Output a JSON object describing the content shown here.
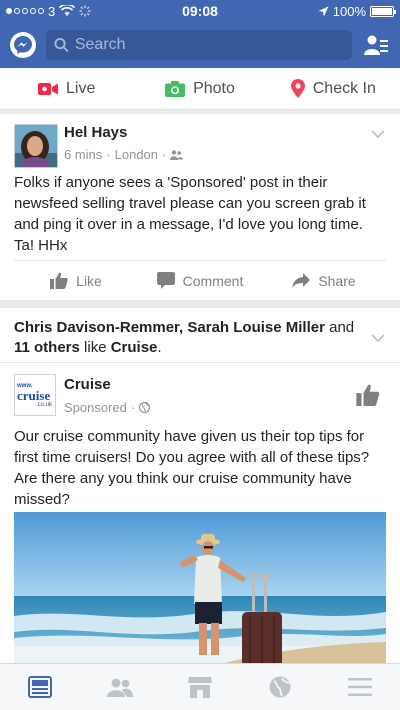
{
  "status_bar": {
    "carrier": "3",
    "time": "09:08",
    "battery": "100%"
  },
  "header": {
    "search_placeholder": "Search"
  },
  "composer": {
    "live": "Live",
    "photo": "Photo",
    "checkin": "Check In"
  },
  "post1": {
    "author": "Hel Hays",
    "time": "6 mins",
    "location": "London",
    "text": "Folks if anyone sees a 'Sponsored' post in their newsfeed selling travel please can you screen grab it and ping it over in a message, I'd love you long time. Ta! HHx",
    "actions": {
      "like": "Like",
      "comment": "Comment",
      "share": "Share"
    }
  },
  "post2": {
    "like_context_names": "Chris Davison-Remmer, Sarah Louise Miller",
    "like_context_and": " and ",
    "like_context_others": "11 others",
    "like_context_like": " like ",
    "like_context_page": "Cruise",
    "like_context_end": ".",
    "page_name": "Cruise",
    "sponsored": "Sponsored",
    "logo": {
      "www": "www.",
      "brand": "cruise",
      "tld": ".co.uk"
    },
    "text": "Our cruise community have given us their top tips for first time cruisers! Do you agree with all of these tips? Are there any you think our cruise community have missed?"
  },
  "colors": {
    "brand_blue": "#4267b2",
    "live_red": "#f02849",
    "photo_green": "#45bd62",
    "checkin_pink": "#f3425f",
    "active_tab": "#4267b2"
  },
  "icons": [
    "messenger-icon",
    "search-icon",
    "friend-requests-icon",
    "video-icon",
    "camera-icon",
    "location-pin-icon",
    "chevron-down-icon",
    "thumbs-up-icon",
    "comment-icon",
    "share-icon",
    "globe-icon",
    "friends-icon",
    "newsfeed-icon",
    "marketplace-icon",
    "menu-icon"
  ]
}
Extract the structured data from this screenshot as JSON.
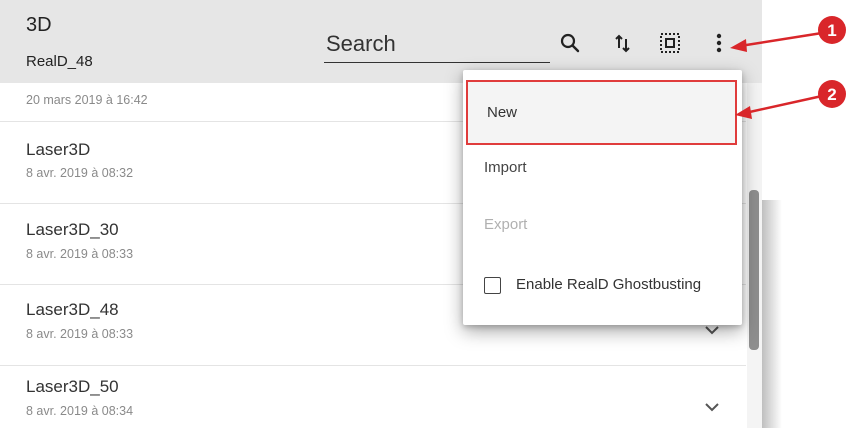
{
  "header": {
    "title": "3D",
    "subtitle": "RealD_48",
    "search_placeholder": "Search",
    "icons": [
      "search-icon",
      "sort-icon",
      "select-all-icon",
      "more-vert-icon"
    ]
  },
  "list": {
    "partial_row_date": "20 mars 2019 à 16:42",
    "items": [
      {
        "name": "Laser3D",
        "date": "8 avr. 2019 à 08:32"
      },
      {
        "name": "Laser3D_30",
        "date": "8 avr. 2019 à 08:33"
      },
      {
        "name": "Laser3D_48",
        "date": "8 avr. 2019 à 08:33"
      },
      {
        "name": "Laser3D_50",
        "date": "8 avr. 2019 à 08:34"
      }
    ]
  },
  "menu": {
    "new": "New",
    "import": "Import",
    "export": "Export",
    "ghostbusting": "Enable RealD Ghostbusting",
    "ghostbusting_checked": false
  },
  "callouts": [
    {
      "number": "1"
    },
    {
      "number": "2"
    }
  ],
  "colors": {
    "header_bg": "#e6e6e6",
    "callout_red": "#d9262a",
    "highlight_border": "#e03c3c"
  }
}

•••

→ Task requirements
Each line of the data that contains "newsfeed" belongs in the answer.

→ Answer for the task
    "text": "Folks if anyone sees a 'Sponsored' post in their newsfeed selling travel please can you screen grab it and ping it over in a message, I'd love you long time. Ta! HHx",
    "newsfeed-icon",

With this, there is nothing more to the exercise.